== Task input

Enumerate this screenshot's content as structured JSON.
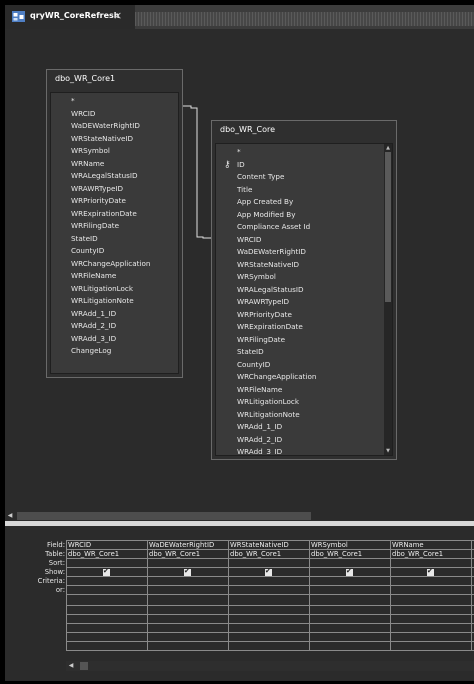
{
  "window": {
    "tab_title": "qryWR_CoreRefresh",
    "close_glyph": "×"
  },
  "left_table": {
    "title": "dbo_WR_Core1",
    "fields": [
      "*",
      "WRCID",
      "WaDEWaterRightID",
      "WRStateNativeID",
      "WRSymbol",
      "WRName",
      "WRALegalStatusID",
      "WRAWRTypeID",
      "WRPriorityDate",
      "WRExpirationDate",
      "WRFilingDate",
      "StateID",
      "CountyID",
      "WRChangeApplication",
      "WRFileName",
      "WRLitigationLock",
      "WRLitigationNote",
      "WRAdd_1_ID",
      "WRAdd_2_ID",
      "WRAdd_3_ID",
      "ChangeLog"
    ]
  },
  "right_table": {
    "title": "dbo_WR_Core",
    "key_icon": "key-icon",
    "fields": [
      "*",
      "ID",
      "Content Type",
      "Title",
      "App Created By",
      "App Modified By",
      "Compliance Asset Id",
      "WRCID",
      "WaDEWaterRightID",
      "WRStateNativeID",
      "WRSymbol",
      "WRALegalStatusID",
      "WRAWRTypeID",
      "WRPriorityDate",
      "WRExpirationDate",
      "WRFilingDate",
      "StateID",
      "CountyID",
      "WRChangeApplication",
      "WRFileName",
      "WRLitigationLock",
      "WRLitigationNote",
      "WRAdd_1_ID",
      "WRAdd_2_ID",
      "WRAdd_3_ID"
    ]
  },
  "grid": {
    "row_labels": [
      "Field:",
      "Table:",
      "Sort:",
      "Show:",
      "Criteria:",
      "or:"
    ],
    "columns": [
      {
        "field": "WRCID",
        "table": "dbo_WR_Core1",
        "show": true
      },
      {
        "field": "WaDEWaterRightID",
        "table": "dbo_WR_Core1",
        "show": true
      },
      {
        "field": "WRStateNativeID",
        "table": "dbo_WR_Core1",
        "show": true
      },
      {
        "field": "WRSymbol",
        "table": "dbo_WR_Core1",
        "show": true
      },
      {
        "field": "WRName",
        "table": "dbo_WR_Core1",
        "show": true
      }
    ]
  },
  "colors": {
    "background": "#2b2b2b",
    "text": "#e8e8e8",
    "table_border": "#6a6a6a"
  }
}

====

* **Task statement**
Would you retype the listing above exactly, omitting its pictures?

* **Result**
Enumerate this screenshot's content as structured JSON.
{
  "window": {
    "tab_title": "qryWR_CoreRefresh",
    "close_glyph": "×"
  },
  "left_table": {
    "title": "dbo_WR_Core1",
    "fields": [
      "*",
      "WRCID",
      "WaDEWaterRightID",
      "WRStateNativeID",
      "WRSymbol",
      "WRName",
      "WRALegalStatusID",
      "WRAWRTypeID",
      "WRPriorityDate",
      "WRExpirationDate",
      "WRFilingDate",
      "StateID",
      "CountyID",
      "WRChangeApplication",
      "WRFileName",
      "WRLitigationLock",
      "WRLitigationNote",
      "WRAdd_1_ID",
      "WRAdd_2_ID",
      "WRAdd_3_ID",
      "ChangeLog"
    ]
  },
  "right_table": {
    "title": "dbo_WR_Core",
    "key_icon": "key-icon",
    "fields": [
      "*",
      "ID",
      "Content Type",
      "Title",
      "App Created By",
      "App Modified By",
      "Compliance Asset Id",
      "WRCID",
      "WaDEWaterRightID",
      "WRStateNativeID",
      "WRSymbol",
      "WRALegalStatusID",
      "WRAWRTypeID",
      "WRPriorityDate",
      "WRExpirationDate",
      "WRFilingDate",
      "StateID",
      "CountyID",
      "WRChangeApplication",
      "WRFileName",
      "WRLitigationLock",
      "WRLitigationNote",
      "WRAdd_1_ID",
      "WRAdd_2_ID",
      "WRAdd_3_ID"
    ]
  },
  "grid": {
    "row_labels": [
      "Field:",
      "Table:",
      "Sort:",
      "Show:",
      "Criteria:",
      "or:"
    ],
    "columns": [
      {
        "field": "WRCID",
        "table": "dbo_WR_Core1",
        "show": true
      },
      {
        "field": "WaDEWaterRightID",
        "table": "dbo_WR_Core1",
        "show": true
      },
      {
        "field": "WRStateNativeID",
        "table": "dbo_WR_Core1",
        "show": true
      },
      {
        "field": "WRSymbol",
        "table": "dbo_WR_Core1",
        "show": true
      },
      {
        "field": "WRName",
        "table": "dbo_WR_Core1",
        "show": true
      }
    ]
  },
  "colors": {
    "background": "#2b2b2b",
    "text": "#e8e8e8",
    "table_border": "#6a6a6a"
  }
}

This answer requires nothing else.